## Step 2: Convert velocity trace from interval, RMS, average, etc, to time/depth pairs

Based on the type of velocity, Insight converts the velocity trace to time/depth pairs. Depth values are calculated from time according to the velocity type:

• Average velocity
• Z =Velocity * TWT/2
• Interval velocity
• Z = 0
• Z =(Velocity * Sample Interval/2) + (previous depth)
• RMS velocity
• Dix Formula, to convert to Interval, with constraints on the interval result, then
• Z = Interval, as above.

Once the Time-Depth relationship is determined, linear interpolation is used to find intermediate values.

## Step 3: Use time/depth pairs to build a function that will convert any time value to its equivalent depth, or vice-versa

Any value above the seismic reference datum (0 TWT) or below the bottom of the velocity trace is not converted. Insight does not extrapolate.

## Step 4: Convert time-depth based on type of data
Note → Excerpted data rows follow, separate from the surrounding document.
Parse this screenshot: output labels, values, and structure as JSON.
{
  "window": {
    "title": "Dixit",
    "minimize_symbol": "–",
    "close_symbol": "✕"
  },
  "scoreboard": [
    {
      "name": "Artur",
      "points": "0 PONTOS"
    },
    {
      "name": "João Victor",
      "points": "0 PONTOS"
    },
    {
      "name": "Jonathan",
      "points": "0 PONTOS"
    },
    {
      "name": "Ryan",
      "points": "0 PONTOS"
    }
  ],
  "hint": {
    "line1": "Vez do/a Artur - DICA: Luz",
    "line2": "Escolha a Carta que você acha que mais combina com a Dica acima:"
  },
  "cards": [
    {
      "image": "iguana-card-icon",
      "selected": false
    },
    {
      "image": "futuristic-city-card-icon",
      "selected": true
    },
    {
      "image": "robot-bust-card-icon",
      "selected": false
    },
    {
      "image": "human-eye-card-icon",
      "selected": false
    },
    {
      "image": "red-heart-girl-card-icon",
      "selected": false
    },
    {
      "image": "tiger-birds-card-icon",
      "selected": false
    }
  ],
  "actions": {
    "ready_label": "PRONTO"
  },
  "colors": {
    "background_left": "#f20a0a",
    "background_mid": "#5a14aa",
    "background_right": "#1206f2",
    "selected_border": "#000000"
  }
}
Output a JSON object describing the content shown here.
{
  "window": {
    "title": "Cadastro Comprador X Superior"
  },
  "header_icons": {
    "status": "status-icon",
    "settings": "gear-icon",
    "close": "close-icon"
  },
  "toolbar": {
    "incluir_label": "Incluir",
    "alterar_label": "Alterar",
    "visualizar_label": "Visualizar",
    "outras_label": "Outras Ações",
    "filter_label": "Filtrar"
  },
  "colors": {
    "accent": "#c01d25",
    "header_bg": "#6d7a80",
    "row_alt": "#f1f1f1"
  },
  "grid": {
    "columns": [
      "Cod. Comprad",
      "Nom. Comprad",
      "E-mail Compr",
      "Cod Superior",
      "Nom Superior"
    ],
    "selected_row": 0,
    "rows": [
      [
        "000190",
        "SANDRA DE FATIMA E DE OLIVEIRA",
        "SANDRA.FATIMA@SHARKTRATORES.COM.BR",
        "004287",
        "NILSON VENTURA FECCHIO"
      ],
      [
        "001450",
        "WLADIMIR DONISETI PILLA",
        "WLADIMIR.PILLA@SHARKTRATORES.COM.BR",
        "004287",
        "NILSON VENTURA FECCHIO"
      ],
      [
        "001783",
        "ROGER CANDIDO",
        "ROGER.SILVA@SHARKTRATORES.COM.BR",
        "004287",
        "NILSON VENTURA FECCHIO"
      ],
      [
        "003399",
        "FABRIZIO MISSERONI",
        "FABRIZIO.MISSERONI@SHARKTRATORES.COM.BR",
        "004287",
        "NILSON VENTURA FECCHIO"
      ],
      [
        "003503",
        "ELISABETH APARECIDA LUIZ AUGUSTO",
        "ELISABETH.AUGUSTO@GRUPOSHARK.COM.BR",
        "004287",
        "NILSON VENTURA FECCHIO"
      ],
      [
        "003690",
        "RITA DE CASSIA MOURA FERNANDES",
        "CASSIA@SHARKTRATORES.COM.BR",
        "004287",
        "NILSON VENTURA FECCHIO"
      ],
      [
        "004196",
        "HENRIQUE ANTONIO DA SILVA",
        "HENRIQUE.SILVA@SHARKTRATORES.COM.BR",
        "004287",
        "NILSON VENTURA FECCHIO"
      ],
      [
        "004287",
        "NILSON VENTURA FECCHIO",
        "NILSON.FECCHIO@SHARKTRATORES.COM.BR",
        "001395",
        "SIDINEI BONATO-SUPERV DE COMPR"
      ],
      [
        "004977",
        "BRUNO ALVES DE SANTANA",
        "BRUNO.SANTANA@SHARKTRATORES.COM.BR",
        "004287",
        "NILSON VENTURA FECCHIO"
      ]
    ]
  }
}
• For data with point sources like a horizon, polygon or fault picks, the single point of interest is converted and drawn at the appropriate location on the screen. Next, Insight returns to step 1 for the subsequent point.
• For volumes, regardless of whether or not they are being time/depth converted, these are interpolated onto the screen at the display resolution. This is an important detail because it means that data is not put through a lossy vertical resampling process. The time/depth conversion is exact to the limit of your screen resolution. Hence, as you zoom in closer, it will interpolate the converted data at ever increasing levels of detail. In contrast, if you export the volume, it must be actually resampled onto the requested export sample interval.